Norway are European women's handball champions once more thanks to a 22-20 win over France in Herning, Denmark on Sunday.
It was Norway's eighth title in the last 12 editions of the tournament.
This clash of handball heavyweights, both teams unbeaten coming into the final went the Norwegians way, they lead 14-10 at half-time after two unanswered scoring runs of 4:0 and 5:0, then withstood a late French surge to see it out.
Despite their physical strength, Rio 2016 silver medallists France could not counter Norway's superior speed and dizzying movement.
The Norwegians punished repeated two-minute penalties in the first half, and a third for French star Grace Zaadi Deuna late in the second half proved devastating.
The margins stayed tight with France keeping within one or two goals of their opponents for much of the second half.
France's Siraba Dembele Pavlovic netted crucial goals and 'keeper Cleopatre Darleux put in a 'Player of the Match' performance, and they went in front 19-18 late on.
But the Norwegian stars delivered when it counted most and two late Mørk goals ended French hopes of retaining their title.
This was a repeat of the 2017 World Championship final and Norway exacted revenge for their defeat in Hamburg.
The Tournament MVP award went to France's Estelle Nze-Minko for her stellar performances in Denmark.
On Friday after Norway's semi-final victory over Denmark, Norwegian superstar Mørk was in tears.
"After tearing both cruciate ligaments in less than two years, nobody trusted me and I was the only one who did because I knew that one day I would come back,” she said.
Mork, who many said should retire and that her body couldn't take it any more after nine knee surgeries ended Euro 2020 as top scorer on 52 goals with 74% efficiency.
And when France led with six minutes to go, it was Mørk who had the self-belief to step up, scoring yet another top-corner screamer with that lethal left hand of hers.
The match ended with Norway's comeback queen at the penalty line and, despite a rare miss, the job had already been completed with her goals pivotal to her team making the top of the podium.
Norway coach Thorir Hergeirsson said, "All the players had the hunger to win the tournament and they have really outdone themselves. We showed team spirit and focus. It's one of the best wins we've ever had.”
At Beijing 2008 and in London four years later, Norway won Olympic gold as the reigning European champions.
Don't bet against them doing the same at Tokyo 2020.
French coach Olivier Krumbholz was focussing on the positives post-match:
“It is a disappointment, but not a big one, because we won the silver medal and I am very proud. Our first half was bad in attack, bad in defence, but after we changed the defence in the second half, everything looked perfect."
"The players were mentally strong and I think the future looks bright for us, as we have a lot of young players who can get better. We had some trouble in our shooting, we missed a lot of shots and it is nearly impossible to beat Norway with such a low efficiency."
When you look at the likes of 19-year-old Pauletta Foppa, the youngest player on the court, who lead all scorers in the final with five goals, you can understand the optimism.

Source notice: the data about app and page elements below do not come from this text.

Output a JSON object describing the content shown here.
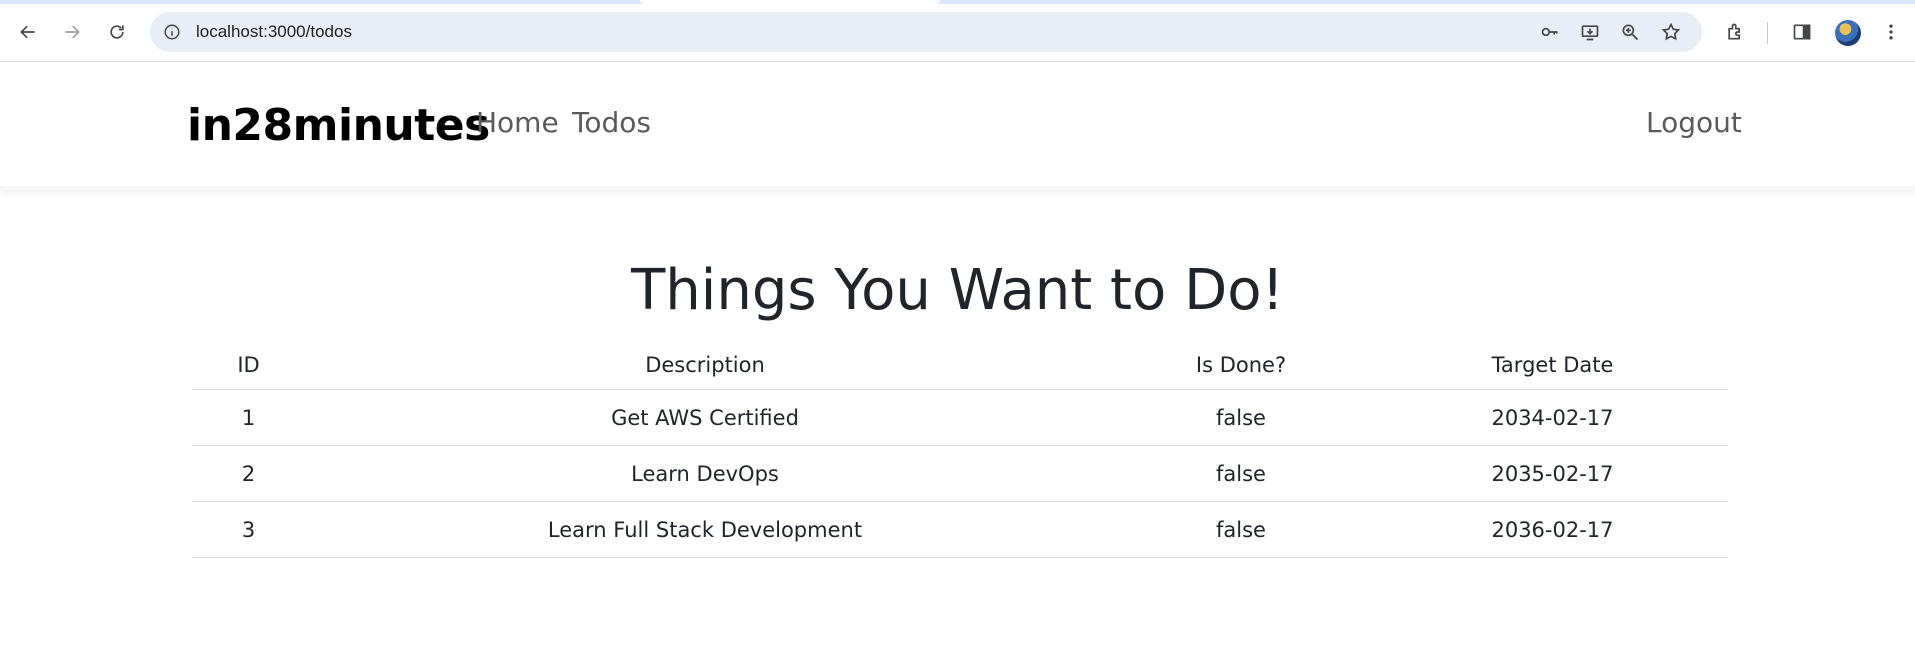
{
  "browser": {
    "url": "localhost:3000/todos"
  },
  "navbar": {
    "brand": "in28minutes",
    "links": [
      {
        "label": "Home"
      },
      {
        "label": "Todos"
      }
    ],
    "logout_label": "Logout"
  },
  "main": {
    "title": "Things You Want to Do!",
    "columns": [
      "ID",
      "Description",
      "Is Done?",
      "Target Date"
    ],
    "rows": [
      {
        "id": "1",
        "description": "Get AWS Certified",
        "done": "false",
        "target_date": "2034-02-17"
      },
      {
        "id": "2",
        "description": "Learn DevOps",
        "done": "false",
        "target_date": "2035-02-17"
      },
      {
        "id": "3",
        "description": "Learn Full Stack Development",
        "done": "false",
        "target_date": "2036-02-17"
      }
    ]
  }
}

Look out for the Rio runners-up to step it up again come Tokyo.
Few gave Croatia much of a chance coming into this tournament, but they defied the odds by beating hosts Denmark 25-19 to claim their first ever medal at a major tournament.
The underdogs were a joy to watch, playing a free-flowing handball full of fun and unforgettable moments.

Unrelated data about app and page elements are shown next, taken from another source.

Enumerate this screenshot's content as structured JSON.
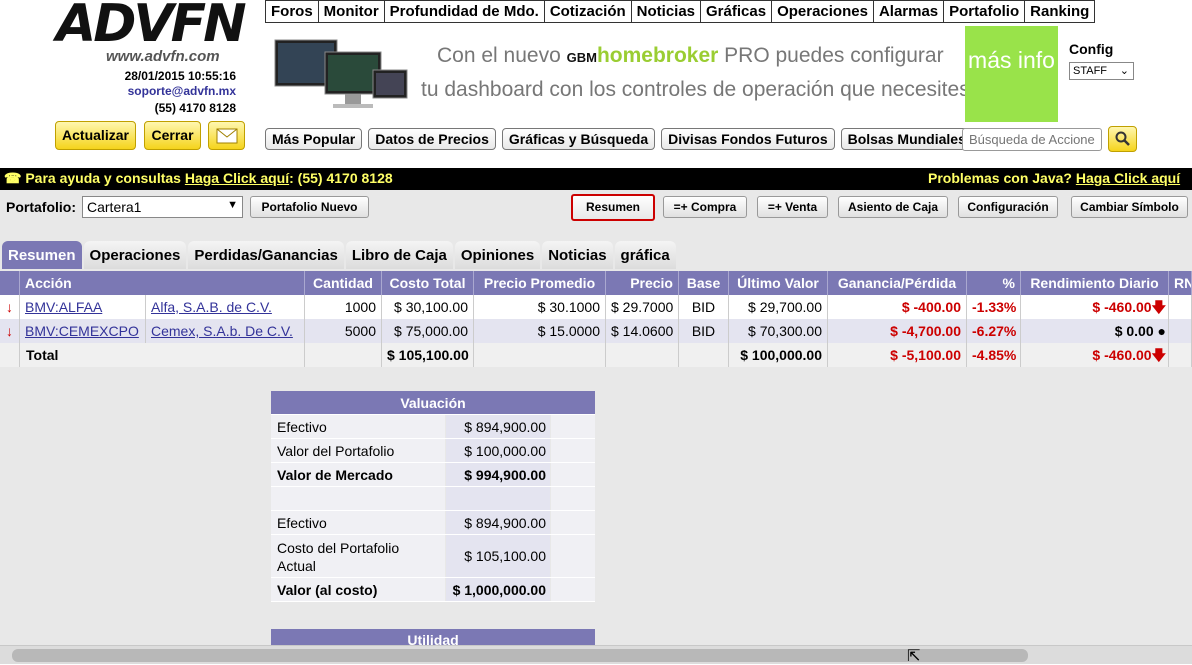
{
  "header": {
    "logo": "ADVFN",
    "logo_url": "www.advfn.com",
    "datetime": "28/01/2015 10:55:16",
    "support_email": "soporte@advfn.mx",
    "support_phone": "(55) 4170 8128",
    "refresh_label": "Actualizar",
    "close_label": "Cerrar",
    "mail_icon": "envelope-icon"
  },
  "topnav": [
    "Foros",
    "Monitor",
    "Profundidad de Mdo.",
    "Cotización",
    "Noticias",
    "Gráficas",
    "Operaciones",
    "Alarmas",
    "Portafolio",
    "Ranking"
  ],
  "banner": {
    "prefix": "Con el nuevo ",
    "brand_a": "GBM",
    "brand_b": "homebroker",
    "suffix": " PRO puedes configurar",
    "line2": "tu dashboard con los controles de operación que necesites",
    "more_info": "más info"
  },
  "config": {
    "label": "Config",
    "value": "STAFF"
  },
  "subnav": [
    "Más Popular",
    "Datos de Precios",
    "Gráficas y Búsqueda",
    "Divisas Fondos Futuros",
    "Bolsas Mundiales"
  ],
  "search": {
    "placeholder": "Búsqueda de Acciones"
  },
  "helpbar": {
    "left_prefix": "Para ayuda y consultas ",
    "left_link": "Haga Click aquí",
    "left_suffix": ": (55) 4170 8128",
    "right_prefix": "Problemas con Java? ",
    "right_link": "Haga Click aquí"
  },
  "portfolio": {
    "label": "Portafolio:",
    "selected": "Cartera1",
    "new_button": "Portafolio Nuevo",
    "actions": [
      "Resumen",
      "=+ Compra",
      "=+ Venta",
      "Asiento de Caja",
      "Configuración",
      "Cambiar Símbolo"
    ]
  },
  "tabs": [
    "Resumen",
    "Operaciones",
    "Perdidas/Ganancias",
    "Libro de Caja",
    "Opiniones",
    "Noticias",
    "gráfica"
  ],
  "table": {
    "headers": [
      "Acción",
      "Cantidad",
      "Costo Total",
      "Precio Promedio",
      "Precio",
      "Base",
      "Último Valor",
      "Ganancia/Pérdida",
      "%",
      "Rendimiento Diario",
      "RN"
    ],
    "rows": [
      {
        "symbol": "BMV:ALFAA",
        "name": "Alfa, S.A.B. de C.V.",
        "qty": "1000",
        "cost": "$ 30,100.00",
        "avg": "$ 30.1000",
        "price": "$ 29.7000",
        "base": "BID",
        "last": "$ 29,700.00",
        "gain": "$ -400.00",
        "pct": "-1.33%",
        "daily": "$ -460.00"
      },
      {
        "symbol": "BMV:CEMEXCPO",
        "name": "Cemex, S.A.b. De C.V.",
        "qty": "5000",
        "cost": "$ 75,000.00",
        "avg": "$ 15.0000",
        "price": "$ 14.0600",
        "base": "BID",
        "last": "$ 70,300.00",
        "gain": "$ -4,700.00",
        "pct": "-6.27%",
        "daily": "$ 0.00"
      }
    ],
    "total": {
      "label": "Total",
      "cost": "$ 105,100.00",
      "last": "$ 100,000.00",
      "gain": "$ -5,100.00",
      "pct": "-4.85%",
      "daily": "$ -460.00"
    }
  },
  "valuation": {
    "title": "Valuación",
    "rows": [
      {
        "label": "Efectivo",
        "value": "$ 894,900.00"
      },
      {
        "label": "Valor del Portafolio",
        "value": "$ 100,000.00"
      },
      {
        "label": "Valor de Mercado",
        "value": "$ 994,900.00"
      },
      {
        "label": "",
        "value": ""
      },
      {
        "label": "Efectivo",
        "value": "$ 894,900.00"
      },
      {
        "label": "Costo del Portafolio Actual",
        "value": "$ 105,100.00"
      },
      {
        "label": "Valor (al costo)",
        "value": "$ 1,000,000.00"
      }
    ],
    "next_title": "Utilidad"
  },
  "colors": {
    "header_purple": "#7b78b4",
    "negative": "#cc0000",
    "help_yellow": "#ffff66",
    "button_yellow": "#f5d41c",
    "promo_green": "#99e34a"
  }
}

The teams were all square 10 minutes into the second half of the third-place playoff, but Denmark ran out of gas and scored just one more goal in the final 20.
Denmark had their hearts set on a first EURO medal since 2004, but Croatia won a deserved bronze and celebrated wildly at the final buzzer.

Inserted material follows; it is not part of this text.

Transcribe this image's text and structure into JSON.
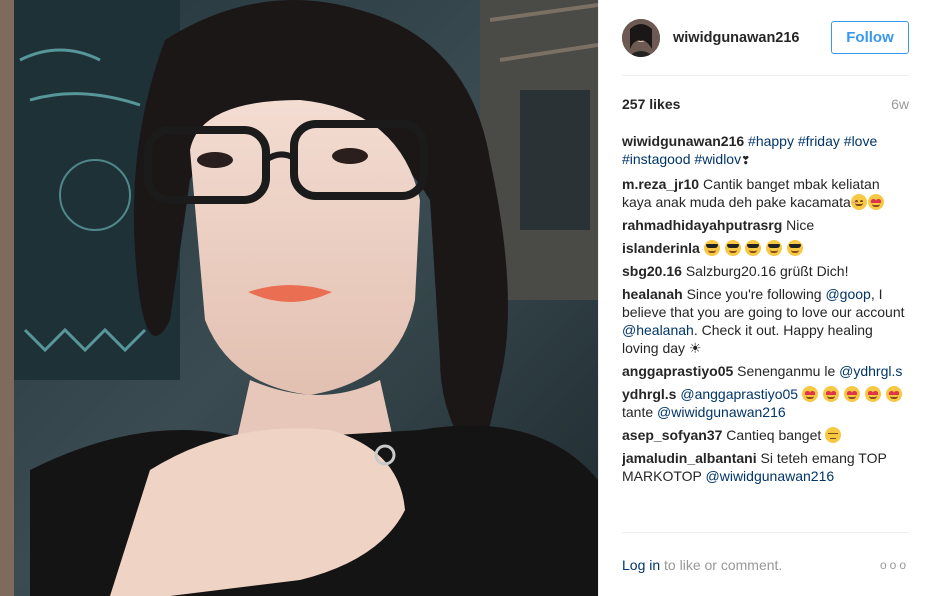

There was nothing normal about this tournament with no spectators, and the Croatian women made the best of it, they could be heard singing and laughing as they cut out Christmas tree decorations in their hotel bubble.
Loose and loving it from start to finish in Denmark, they even came out to receive their medals with tiaras fit for queens.
Russia may not have made the semi-finals but showed enough to prove that they're far from a spent force.
The reigning Olympic champions were devastated by injuries pre-tournament, losing Anna Sen and Anna Vyakhireva before exciting 19-year-old rising star Elena Mikhaylichencko tore her cruciate knee ligament.
But Russia still managed to start the tournament strongly with consecutive wins against against Spain, Czech Republic and Sweden.
Vladlena Bobrovnikova (33) and Daria Dmitrieva stepped up and Russia lost just once all tournament - after drawing with France in the main round they fell to a defensively strong Denmark in their final match.
The defeat cost Russia a sport in the semi-finals and Spanish coach Ambros Martin his job, but if key players return before Tokyo then they can make a robust defence of their Olympic title.